The required result is each line of the entries below containing the string "path".

....

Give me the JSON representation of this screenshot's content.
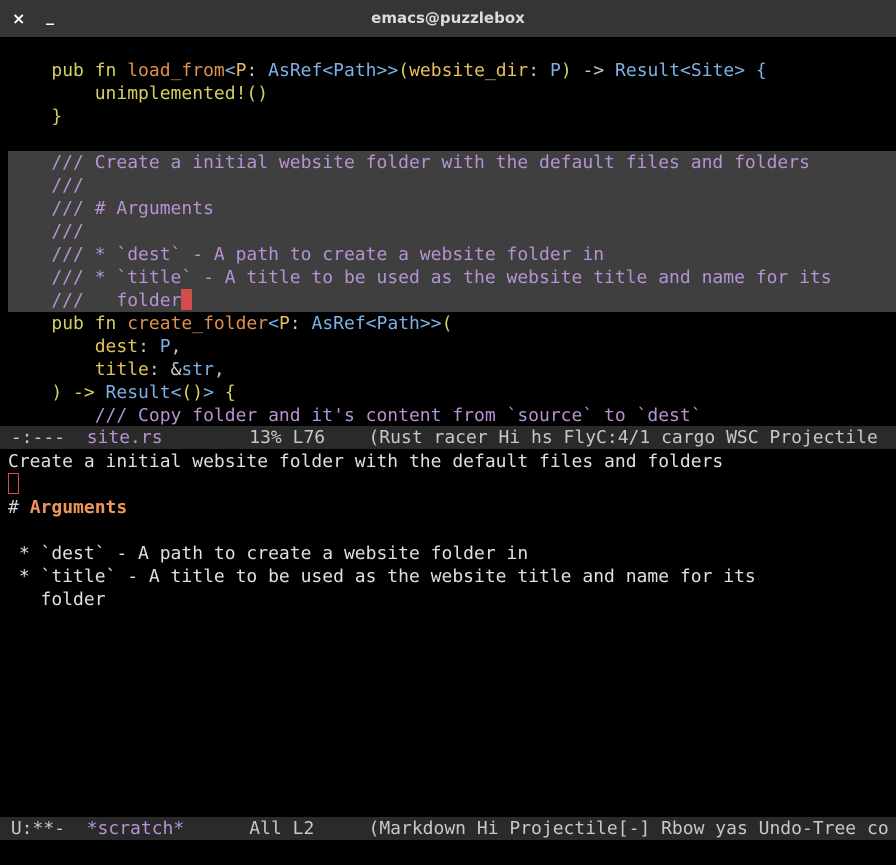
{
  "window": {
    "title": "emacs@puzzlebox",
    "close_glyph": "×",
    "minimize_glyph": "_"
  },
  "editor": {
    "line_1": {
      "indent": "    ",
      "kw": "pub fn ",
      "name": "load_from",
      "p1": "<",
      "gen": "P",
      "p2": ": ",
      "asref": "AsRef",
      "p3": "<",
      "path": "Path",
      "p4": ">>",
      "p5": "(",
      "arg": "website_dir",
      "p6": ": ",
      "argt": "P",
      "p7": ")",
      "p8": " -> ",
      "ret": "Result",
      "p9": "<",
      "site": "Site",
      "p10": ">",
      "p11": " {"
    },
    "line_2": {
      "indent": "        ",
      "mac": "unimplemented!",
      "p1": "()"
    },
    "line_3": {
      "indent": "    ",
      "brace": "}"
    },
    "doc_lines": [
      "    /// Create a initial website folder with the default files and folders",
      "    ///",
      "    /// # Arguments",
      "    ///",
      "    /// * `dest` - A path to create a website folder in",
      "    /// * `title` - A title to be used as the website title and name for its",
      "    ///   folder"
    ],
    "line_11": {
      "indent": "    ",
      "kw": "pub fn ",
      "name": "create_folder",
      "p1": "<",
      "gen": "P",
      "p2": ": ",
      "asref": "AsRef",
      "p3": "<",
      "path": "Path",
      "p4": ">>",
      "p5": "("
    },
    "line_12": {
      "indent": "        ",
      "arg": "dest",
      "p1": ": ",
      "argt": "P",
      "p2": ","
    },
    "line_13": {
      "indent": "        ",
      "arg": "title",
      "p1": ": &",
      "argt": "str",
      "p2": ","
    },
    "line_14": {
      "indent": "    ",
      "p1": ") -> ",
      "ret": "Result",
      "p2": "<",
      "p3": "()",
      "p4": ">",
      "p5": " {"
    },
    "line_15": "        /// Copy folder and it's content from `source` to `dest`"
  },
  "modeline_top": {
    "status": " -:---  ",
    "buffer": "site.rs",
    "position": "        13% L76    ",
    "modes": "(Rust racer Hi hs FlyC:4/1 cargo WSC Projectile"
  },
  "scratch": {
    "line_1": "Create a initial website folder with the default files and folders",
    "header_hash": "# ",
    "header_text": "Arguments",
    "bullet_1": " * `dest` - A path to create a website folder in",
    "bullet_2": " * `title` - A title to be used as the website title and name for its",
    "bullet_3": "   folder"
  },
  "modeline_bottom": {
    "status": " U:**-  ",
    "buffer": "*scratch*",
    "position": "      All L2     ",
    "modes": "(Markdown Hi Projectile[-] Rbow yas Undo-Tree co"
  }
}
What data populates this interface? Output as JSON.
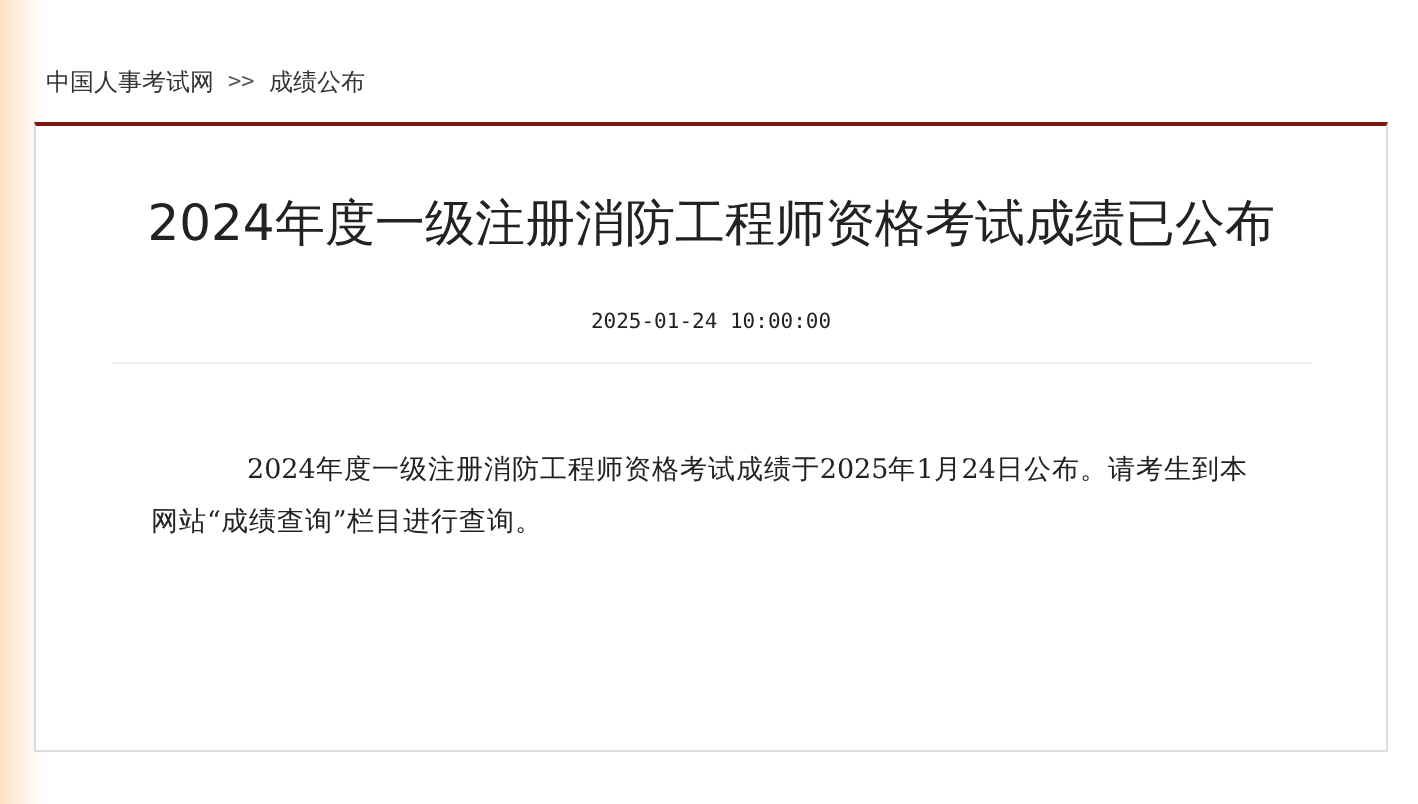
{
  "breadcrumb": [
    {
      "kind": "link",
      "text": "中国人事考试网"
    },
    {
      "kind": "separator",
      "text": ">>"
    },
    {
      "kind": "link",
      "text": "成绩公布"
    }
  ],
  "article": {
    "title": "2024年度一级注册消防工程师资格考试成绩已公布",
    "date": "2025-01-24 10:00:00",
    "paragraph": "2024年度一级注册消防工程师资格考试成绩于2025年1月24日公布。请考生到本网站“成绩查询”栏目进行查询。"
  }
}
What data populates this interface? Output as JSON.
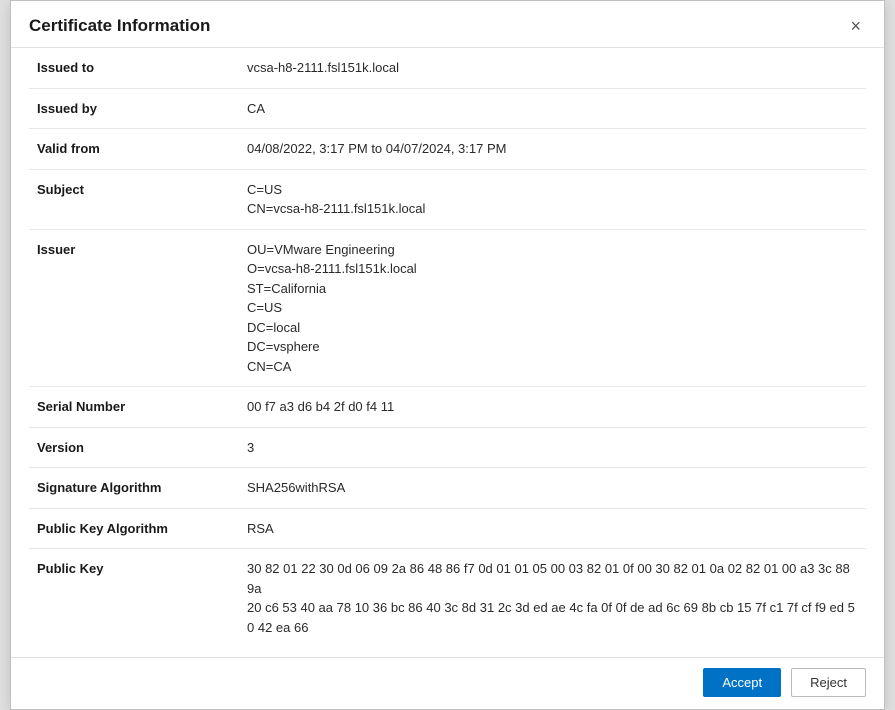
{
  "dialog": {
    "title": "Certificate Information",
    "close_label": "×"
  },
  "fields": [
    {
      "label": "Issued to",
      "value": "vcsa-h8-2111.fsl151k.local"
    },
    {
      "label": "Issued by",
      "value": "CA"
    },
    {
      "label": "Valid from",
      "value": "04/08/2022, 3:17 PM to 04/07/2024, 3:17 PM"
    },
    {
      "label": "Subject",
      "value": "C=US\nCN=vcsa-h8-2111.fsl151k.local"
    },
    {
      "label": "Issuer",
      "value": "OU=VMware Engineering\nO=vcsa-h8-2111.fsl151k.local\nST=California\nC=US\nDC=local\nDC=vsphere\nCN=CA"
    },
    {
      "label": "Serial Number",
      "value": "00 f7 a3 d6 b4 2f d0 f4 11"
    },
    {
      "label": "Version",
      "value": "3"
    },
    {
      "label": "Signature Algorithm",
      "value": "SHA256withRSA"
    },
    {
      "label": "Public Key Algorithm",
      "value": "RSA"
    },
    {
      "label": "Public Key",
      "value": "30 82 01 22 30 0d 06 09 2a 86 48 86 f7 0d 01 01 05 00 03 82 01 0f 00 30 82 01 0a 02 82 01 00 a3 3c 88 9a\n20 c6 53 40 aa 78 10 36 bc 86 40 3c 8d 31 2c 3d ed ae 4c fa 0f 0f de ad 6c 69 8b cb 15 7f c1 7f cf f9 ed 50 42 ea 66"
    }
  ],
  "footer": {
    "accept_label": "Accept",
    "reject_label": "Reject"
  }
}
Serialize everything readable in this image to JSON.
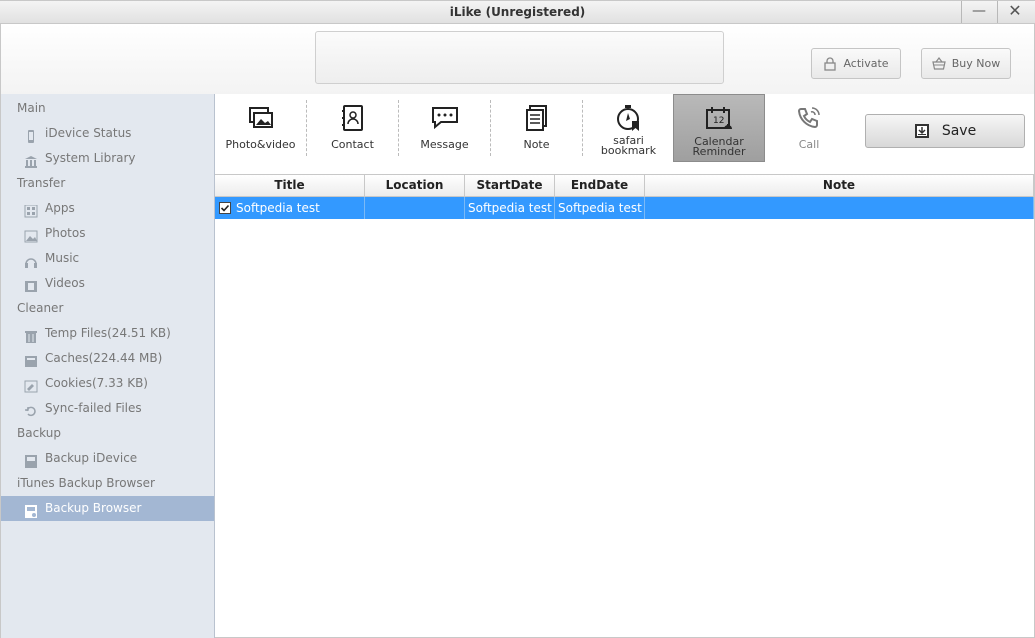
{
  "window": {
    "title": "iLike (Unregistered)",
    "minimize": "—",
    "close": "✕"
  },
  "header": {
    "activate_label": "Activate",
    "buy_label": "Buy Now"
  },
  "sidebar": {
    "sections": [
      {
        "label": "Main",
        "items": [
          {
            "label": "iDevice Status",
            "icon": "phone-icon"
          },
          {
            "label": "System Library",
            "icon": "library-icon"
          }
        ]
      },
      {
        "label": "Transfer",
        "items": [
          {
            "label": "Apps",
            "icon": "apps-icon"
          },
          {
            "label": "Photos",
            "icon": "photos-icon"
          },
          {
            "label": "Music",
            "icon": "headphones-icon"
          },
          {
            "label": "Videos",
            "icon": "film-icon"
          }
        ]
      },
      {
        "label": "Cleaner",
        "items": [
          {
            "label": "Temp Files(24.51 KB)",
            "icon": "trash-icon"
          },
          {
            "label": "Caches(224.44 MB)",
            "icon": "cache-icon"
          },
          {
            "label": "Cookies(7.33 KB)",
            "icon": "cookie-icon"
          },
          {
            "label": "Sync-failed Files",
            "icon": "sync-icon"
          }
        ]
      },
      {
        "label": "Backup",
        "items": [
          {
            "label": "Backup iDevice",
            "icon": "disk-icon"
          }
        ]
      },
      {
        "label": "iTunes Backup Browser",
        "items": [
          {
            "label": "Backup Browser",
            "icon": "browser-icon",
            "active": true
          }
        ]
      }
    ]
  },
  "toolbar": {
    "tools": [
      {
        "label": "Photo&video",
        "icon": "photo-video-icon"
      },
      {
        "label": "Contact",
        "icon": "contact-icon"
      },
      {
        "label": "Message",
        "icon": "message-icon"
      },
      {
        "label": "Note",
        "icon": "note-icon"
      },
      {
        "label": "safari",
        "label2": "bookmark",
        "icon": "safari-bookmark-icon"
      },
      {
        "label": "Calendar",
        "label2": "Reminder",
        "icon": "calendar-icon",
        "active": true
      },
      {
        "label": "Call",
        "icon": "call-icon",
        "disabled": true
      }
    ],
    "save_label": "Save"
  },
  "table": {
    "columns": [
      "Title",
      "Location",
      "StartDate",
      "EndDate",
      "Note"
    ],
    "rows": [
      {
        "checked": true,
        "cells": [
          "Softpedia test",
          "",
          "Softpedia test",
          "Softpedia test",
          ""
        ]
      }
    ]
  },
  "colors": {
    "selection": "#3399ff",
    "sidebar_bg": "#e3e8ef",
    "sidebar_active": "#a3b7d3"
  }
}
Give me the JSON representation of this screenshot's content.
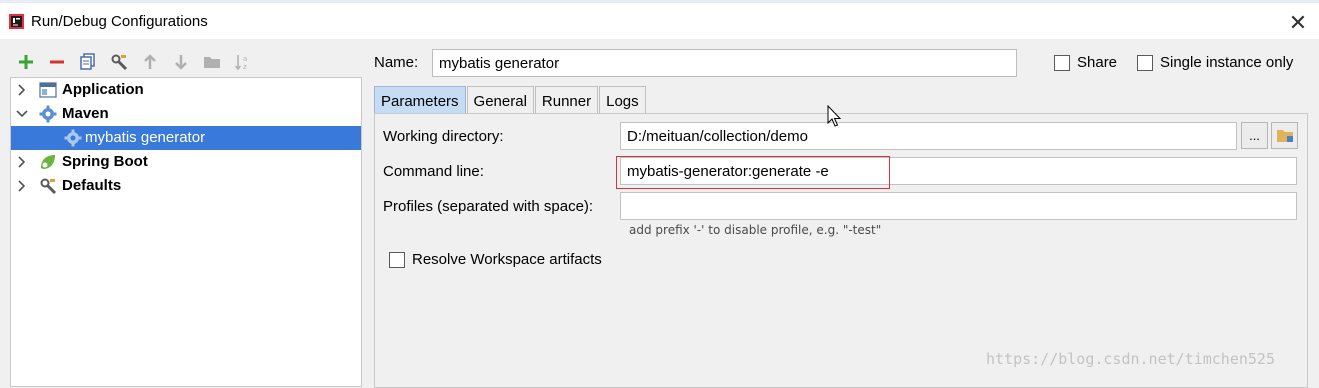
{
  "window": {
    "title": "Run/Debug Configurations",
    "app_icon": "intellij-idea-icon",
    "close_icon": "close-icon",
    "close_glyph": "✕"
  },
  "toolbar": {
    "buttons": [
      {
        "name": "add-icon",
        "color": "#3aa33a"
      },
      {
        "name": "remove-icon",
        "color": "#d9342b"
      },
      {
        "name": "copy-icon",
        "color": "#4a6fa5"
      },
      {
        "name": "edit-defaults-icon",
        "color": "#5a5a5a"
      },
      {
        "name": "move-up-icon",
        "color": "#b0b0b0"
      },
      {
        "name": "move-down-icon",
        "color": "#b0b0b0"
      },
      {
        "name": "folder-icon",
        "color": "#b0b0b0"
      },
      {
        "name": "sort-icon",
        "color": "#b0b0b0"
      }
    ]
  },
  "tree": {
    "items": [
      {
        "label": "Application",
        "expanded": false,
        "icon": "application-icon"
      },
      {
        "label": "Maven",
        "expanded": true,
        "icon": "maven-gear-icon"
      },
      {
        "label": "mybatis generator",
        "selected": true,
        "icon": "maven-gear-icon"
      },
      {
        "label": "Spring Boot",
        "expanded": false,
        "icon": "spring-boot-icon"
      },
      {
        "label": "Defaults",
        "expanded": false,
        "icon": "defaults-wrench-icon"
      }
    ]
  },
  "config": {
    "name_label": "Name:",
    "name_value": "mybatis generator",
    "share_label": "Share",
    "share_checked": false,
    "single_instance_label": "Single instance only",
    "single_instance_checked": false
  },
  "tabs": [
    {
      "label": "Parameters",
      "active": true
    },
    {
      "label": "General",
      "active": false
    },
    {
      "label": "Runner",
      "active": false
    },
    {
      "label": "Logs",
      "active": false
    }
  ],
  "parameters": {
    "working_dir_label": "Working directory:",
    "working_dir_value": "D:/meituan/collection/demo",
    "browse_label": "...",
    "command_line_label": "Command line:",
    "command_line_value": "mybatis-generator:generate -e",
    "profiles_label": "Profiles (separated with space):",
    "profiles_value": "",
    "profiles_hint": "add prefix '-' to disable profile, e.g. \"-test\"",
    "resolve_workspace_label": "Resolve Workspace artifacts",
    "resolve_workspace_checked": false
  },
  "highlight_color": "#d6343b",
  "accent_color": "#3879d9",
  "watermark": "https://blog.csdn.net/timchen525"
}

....

• **Your solution**
      "path": "Path",
      "    /// * `dest` - A path to create a website folder in",
      "path": "Path",
    "bullet_1": " * `dest` - A path to create a website folder in",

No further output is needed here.